It would be difficult to say, looking at that face at that particular time, whether the owner thereof was mad or drunk ­or both ­so strangely did it wrinkle and contort as it gradually dawned upon its owner that Bill Jones, true to his present profession, was acting a part; that he knew about the mystery of Mademoiselle Nelina; was now acquainted with his, (Larry’s), place of abode; and would infallibly find him out after the concert was over.  As these things crossed his mind, Larry smote his thigh so often and so vigorously, that he ran the risk of being taken up for unwarrantably discharging his revolver in the streets, and he whistled once or twice so significantly, that at least five stray dogs answered to the call.  At last he hitched up the band of his trousers, and, hastening round to the front door, essayed to re-enter the concert-room.

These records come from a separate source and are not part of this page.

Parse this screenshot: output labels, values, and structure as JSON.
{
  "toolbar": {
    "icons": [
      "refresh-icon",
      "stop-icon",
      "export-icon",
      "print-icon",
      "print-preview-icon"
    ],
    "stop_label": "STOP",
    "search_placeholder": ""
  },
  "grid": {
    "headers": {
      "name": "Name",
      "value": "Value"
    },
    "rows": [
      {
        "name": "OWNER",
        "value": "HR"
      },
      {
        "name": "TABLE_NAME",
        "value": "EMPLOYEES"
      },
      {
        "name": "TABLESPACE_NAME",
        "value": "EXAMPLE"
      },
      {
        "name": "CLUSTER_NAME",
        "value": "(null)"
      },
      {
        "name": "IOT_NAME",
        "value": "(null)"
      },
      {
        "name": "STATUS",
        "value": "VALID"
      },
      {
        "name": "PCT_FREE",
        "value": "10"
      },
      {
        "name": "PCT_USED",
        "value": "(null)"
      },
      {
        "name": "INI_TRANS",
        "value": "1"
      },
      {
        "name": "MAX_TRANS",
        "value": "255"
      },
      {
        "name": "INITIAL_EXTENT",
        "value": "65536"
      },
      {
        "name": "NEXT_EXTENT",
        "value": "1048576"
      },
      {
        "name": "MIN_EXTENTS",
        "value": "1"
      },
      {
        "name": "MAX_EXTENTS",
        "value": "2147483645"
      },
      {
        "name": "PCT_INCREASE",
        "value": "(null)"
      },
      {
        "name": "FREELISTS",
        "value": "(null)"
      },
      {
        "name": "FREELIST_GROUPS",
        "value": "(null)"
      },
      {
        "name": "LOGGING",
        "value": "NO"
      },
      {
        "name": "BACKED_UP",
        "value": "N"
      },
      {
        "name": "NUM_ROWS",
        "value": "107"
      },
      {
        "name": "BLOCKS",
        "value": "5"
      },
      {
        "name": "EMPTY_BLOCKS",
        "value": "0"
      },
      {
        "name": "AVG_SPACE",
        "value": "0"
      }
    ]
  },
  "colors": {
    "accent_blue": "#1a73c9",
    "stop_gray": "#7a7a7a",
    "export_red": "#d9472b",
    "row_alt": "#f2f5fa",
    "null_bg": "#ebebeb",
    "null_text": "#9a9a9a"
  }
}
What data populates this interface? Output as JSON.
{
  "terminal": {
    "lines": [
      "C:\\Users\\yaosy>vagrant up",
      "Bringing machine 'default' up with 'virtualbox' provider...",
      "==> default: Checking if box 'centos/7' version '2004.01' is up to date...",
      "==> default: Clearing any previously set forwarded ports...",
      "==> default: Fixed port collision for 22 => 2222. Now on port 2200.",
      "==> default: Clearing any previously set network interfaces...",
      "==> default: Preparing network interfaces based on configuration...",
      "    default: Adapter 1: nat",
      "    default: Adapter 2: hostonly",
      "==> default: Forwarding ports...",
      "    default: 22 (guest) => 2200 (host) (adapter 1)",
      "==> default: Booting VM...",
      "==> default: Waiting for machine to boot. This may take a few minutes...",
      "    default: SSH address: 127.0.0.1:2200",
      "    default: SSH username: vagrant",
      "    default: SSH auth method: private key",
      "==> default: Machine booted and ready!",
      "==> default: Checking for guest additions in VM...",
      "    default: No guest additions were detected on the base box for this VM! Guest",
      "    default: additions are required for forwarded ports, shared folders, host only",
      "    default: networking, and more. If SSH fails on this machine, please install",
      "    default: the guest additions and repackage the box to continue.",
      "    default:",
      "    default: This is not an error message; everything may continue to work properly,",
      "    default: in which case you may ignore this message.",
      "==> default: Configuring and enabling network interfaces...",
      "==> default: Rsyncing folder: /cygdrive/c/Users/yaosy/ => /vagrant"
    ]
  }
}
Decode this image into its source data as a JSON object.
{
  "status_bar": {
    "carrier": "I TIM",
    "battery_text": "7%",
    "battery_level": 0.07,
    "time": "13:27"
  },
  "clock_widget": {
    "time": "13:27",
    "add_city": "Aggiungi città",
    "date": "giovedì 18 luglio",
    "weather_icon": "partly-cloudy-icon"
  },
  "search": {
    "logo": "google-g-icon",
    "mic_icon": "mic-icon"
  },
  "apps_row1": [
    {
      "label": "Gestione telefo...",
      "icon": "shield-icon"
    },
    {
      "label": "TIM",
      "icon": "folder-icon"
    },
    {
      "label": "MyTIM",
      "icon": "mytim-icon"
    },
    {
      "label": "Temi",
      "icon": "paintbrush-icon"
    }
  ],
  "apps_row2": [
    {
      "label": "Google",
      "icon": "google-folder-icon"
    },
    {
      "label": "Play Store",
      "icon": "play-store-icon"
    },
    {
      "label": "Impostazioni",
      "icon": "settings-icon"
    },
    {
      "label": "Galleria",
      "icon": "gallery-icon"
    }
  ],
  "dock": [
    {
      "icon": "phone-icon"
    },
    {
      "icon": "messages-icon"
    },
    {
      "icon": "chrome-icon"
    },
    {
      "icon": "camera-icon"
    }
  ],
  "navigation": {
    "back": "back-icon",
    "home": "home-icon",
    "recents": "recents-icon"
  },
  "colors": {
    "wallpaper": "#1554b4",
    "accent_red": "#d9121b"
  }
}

“Pay here, please,” cried the money-taker, in an extremely nasal tone, as he passed the little hole in the wall.

“I’ve paid already,” answered Larry.

“Shew your check, then.”

“Sure I don’t know what that is.”

The doorkeeper smiled contemptuously, and shut down with a bang the bar that kept off the public.  Larry doubled his fist, and flushed crimson; then he remembered the importance of the business he had on hand, and quietly drew the requisite sum from his leather purse.

“Come along,” said he to Ned Sinton, on re-entering the room.  “I’ve see’d her; an’ Bill Jones, too!”

“Bill Jones!” cried Ned and the captain simultaneously.

“Whist!” said Larry; “don’t be makin’ people obsarve us.  Come along home; it’s all right ­I’ll tell ye all about it when we’re out.”

In another minute the three friends were in the street, conversing eagerly and earnestly as they hastened to their quarters through the thronged and noisy streets of Sacramento.